Go through the data below. List every line that holds the word "JSON".
--- RECORDS PROVIDED Enclosed Below ---
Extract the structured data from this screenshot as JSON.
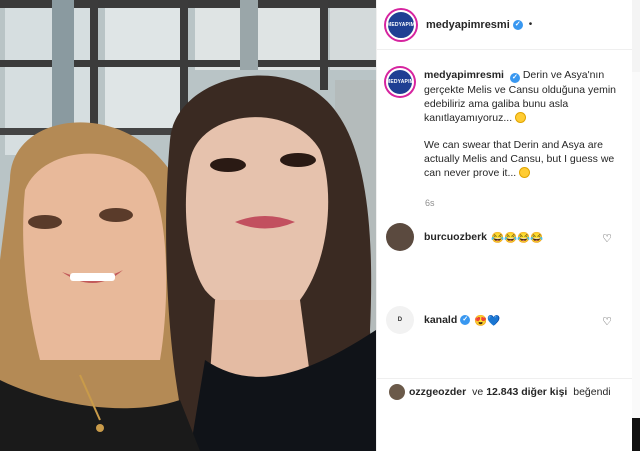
{
  "post": {
    "username": "medyapimresmi",
    "avatar_text": "MEDYAPIM",
    "more_dot": "•",
    "caption_tr": "Derin ve Asya'nın gerçekte Melis ve Cansu olduğuna yemin edebiliriz ama galiba bunu asla kanıtlayamıyoruz...",
    "caption_en": "We can swear that Derin and Asya are actually Melis and Cansu, but I guess we can never prove it...",
    "time": "6s"
  },
  "comments": [
    {
      "user": "burcuozberk",
      "content": "😂😂😂😂"
    },
    {
      "user": "kanald",
      "content": "😍💙"
    }
  ],
  "likes": {
    "user": "ozzgeozder",
    "text_mid": "ve",
    "count": "12.843 diğer kişi",
    "suffix": "beğendi"
  },
  "colors": {
    "verified": "#3897f0",
    "brand": "#1f3f93",
    "text": "#262626",
    "muted": "#8e8e8e"
  }
}
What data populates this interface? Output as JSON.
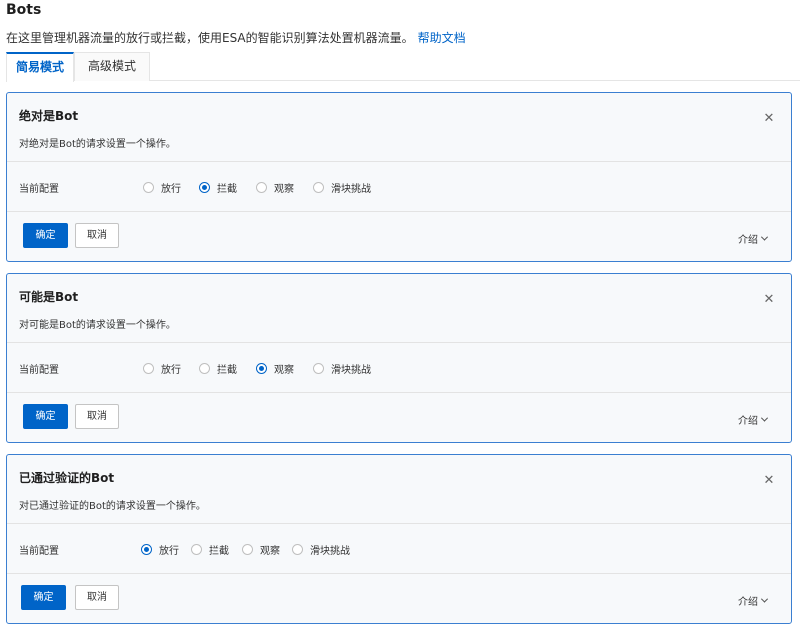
{
  "header": {
    "title": "Bots",
    "description": "在这里管理机器流量的放行或拦截，使用ESA的智能识别算法处置机器流量。",
    "help_link": "帮助文档"
  },
  "tabs": [
    {
      "label": "简易模式",
      "active": true
    },
    {
      "label": "高级模式",
      "active": false
    }
  ],
  "accent_color": "#0064c8",
  "common": {
    "config_label": "当前配置",
    "options": [
      "放行",
      "拦截",
      "观察",
      "滑块挑战"
    ],
    "confirm_label": "确定",
    "cancel_label": "取消",
    "intro_label": "介绍",
    "close_icon": "close-icon"
  },
  "cards": [
    {
      "title": "绝对是Bot",
      "description": "对绝对是Bot的请求设置一个操作。",
      "selected": "拦截"
    },
    {
      "title": "可能是Bot",
      "description": "对可能是Bot的请求设置一个操作。",
      "selected": "观察"
    },
    {
      "title": "已通过验证的Bot",
      "description": "对已通过验证的Bot的请求设置一个操作。",
      "selected": "放行"
    }
  ]
}
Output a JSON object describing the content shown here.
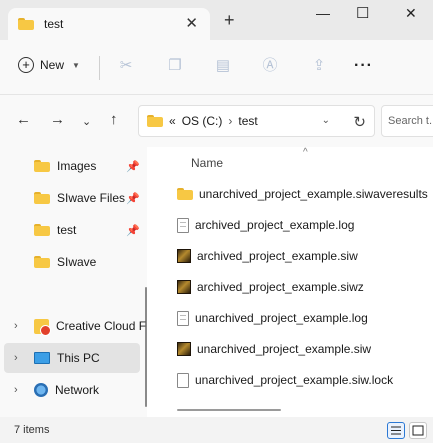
{
  "window": {
    "tab_title": "test",
    "tab_close": "✕",
    "new_tab": "+",
    "minimize": "—",
    "maximize": "☐",
    "close": "✕"
  },
  "toolbar": {
    "new_label": "New",
    "icons": [
      "cut-icon",
      "copy-icon",
      "paste-icon",
      "rename-icon",
      "share-icon",
      "delete-icon"
    ],
    "more": "···"
  },
  "address": {
    "overflow": "«",
    "segments": [
      "OS (C:)",
      "test"
    ],
    "separator": "›",
    "search_placeholder": "Search t..."
  },
  "sidebar": {
    "quick_access": [
      {
        "label": "Images",
        "icon": "folder-icon",
        "pinned": true
      },
      {
        "label": "SIwave Files",
        "icon": "folder-icon",
        "pinned": true
      },
      {
        "label": "test",
        "icon": "folder-icon",
        "pinned": true
      },
      {
        "label": "SIwave",
        "icon": "folder-icon",
        "pinned": false
      }
    ],
    "locations": [
      {
        "label": "Creative Cloud F",
        "icon": "creative-cloud-icon"
      },
      {
        "label": "This PC",
        "icon": "this-pc-icon",
        "selected": true
      },
      {
        "label": "Network",
        "icon": "network-icon"
      }
    ]
  },
  "files": {
    "column_name": "Name",
    "items": [
      {
        "name": "unarchived_project_example.siwaveresults",
        "icon": "folder-icon"
      },
      {
        "name": "archived_project_example.log",
        "icon": "text-file-icon"
      },
      {
        "name": "archived_project_example.siw",
        "icon": "siwave-file-icon"
      },
      {
        "name": "archived_project_example.siwz",
        "icon": "siwave-file-icon"
      },
      {
        "name": "unarchived_project_example.log",
        "icon": "text-file-icon"
      },
      {
        "name": "unarchived_project_example.siw",
        "icon": "siwave-file-icon"
      },
      {
        "name": "unarchived_project_example.siw.lock",
        "icon": "blank-file-icon"
      }
    ]
  },
  "status": {
    "item_count": "7 items",
    "view_mode": "details"
  },
  "colors": {
    "folder": "#f7c844",
    "window_bg": "#f3f3f3",
    "content_bg": "#ffffff",
    "selection": "#e3e3e3"
  }
}
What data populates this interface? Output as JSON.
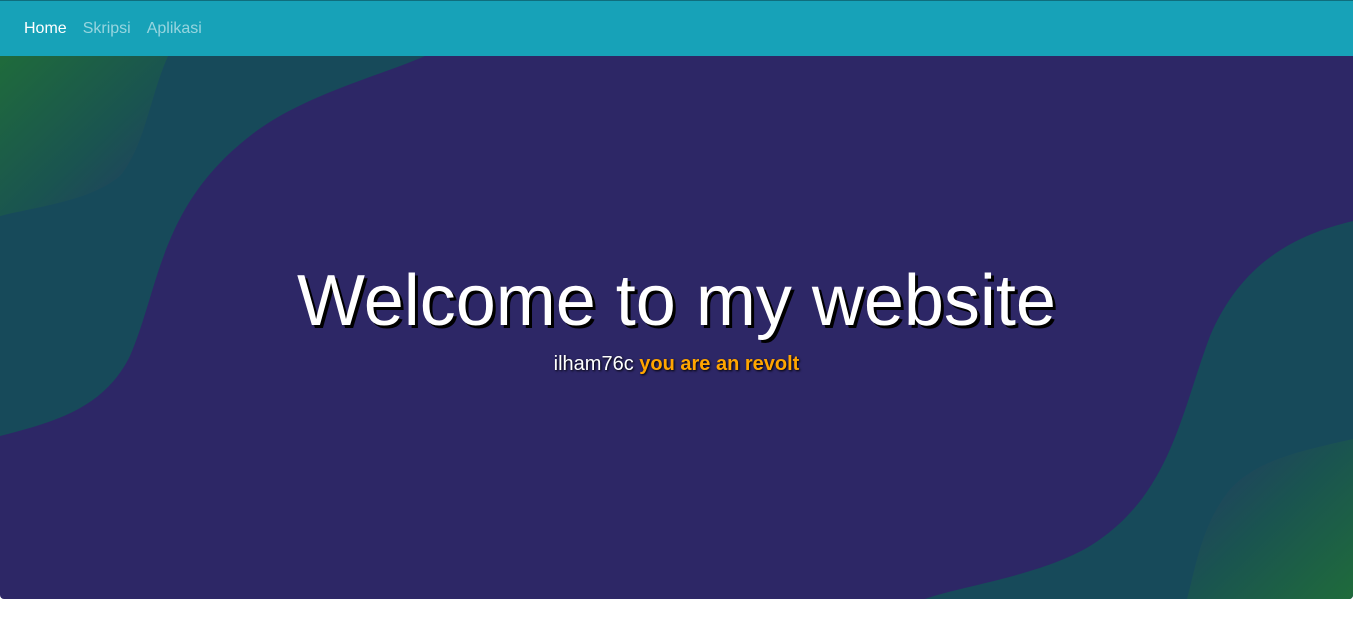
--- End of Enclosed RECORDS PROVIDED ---
§ **WRITTEN ANSWER**:
Extract the structured data from this screenshot as JSON.
What data populates this interface? Output as JSON.
Output a JSON object describing the content shown here.
What data populates this interface? Output as JSON.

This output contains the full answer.